Bottom Line: The bacterial cells are introduced into the channel in the presence of SYTOX(®), which fluorescently labels cells with compromised membranes.Upon delivery of an electric pulse, the cells fluoresce due to transmembrane influx of SYTOX(®) after disruption of the cell membranes.We calculate the critical electric field by capturing the location within the channel of the increase in fluorescence intensity after electroporation.

View Article: PubMed Central - PubMed

Affiliation: Laboratory for Energy and Microsystems Innovation, Department of Mechanical Engineering, Massachusetts Institute of Technology, 77 Massachusetts Avenue, Cambridge, MA 02139 USA.

ABSTRACT
Electroporation is commonly used to deliver molecules such as drugs, proteins, and/or DNA into cells, but the mechanism remains poorly understood.

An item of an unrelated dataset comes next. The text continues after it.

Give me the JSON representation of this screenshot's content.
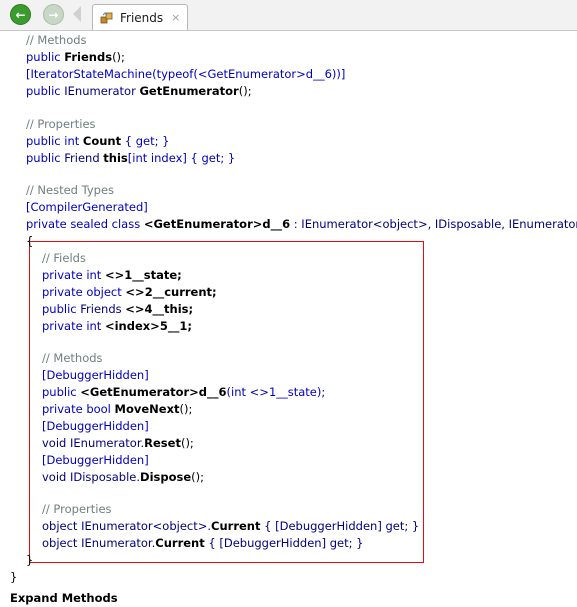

In this work a rapid microfluidic assay was developed to determine the critical electric field threshold required for inducing bacterial electroporation. The microfluidic device was designed to have a bilaterally converging channel to amplify the electric field to magnitudes sufficient to induce electroporation. The bacterial cells are introduced into the channel in the presence of SYTOX(®), which fluorescently labels cells with compromised membranes. Upon delivery of an electric pulse, the cells fluoresce due to transmembrane influx of SYTOX(®) after disruption of the cell membranes. We calculate the critical electric field by capturing the location within the channel of the increase in fluorescence intensity after electroporation. Bacterial strains with industrial and therapeutic relevance such as Escherichia coli BL21 (3.65 ± 0.09 kV/cm), Corynebacterium glutamicum (5.20 ± 0.20 kV/cm), and Mycobacterium smegmatis (5.56 ± 0.08 kV/cm) have been successfully characterized. Determining the critical electric field for electroporation facilitates the development of electroporation protocols that minimize Joule heating and maximize cell viability. This assay will ultimately enable the genetic transformation of bacteria and archaea considered intractable and difficult-to-transfect, while facilitating fundamental genetic studies on numerous diverse microbes.

No MeSH data available.


Related in: MedlinePlus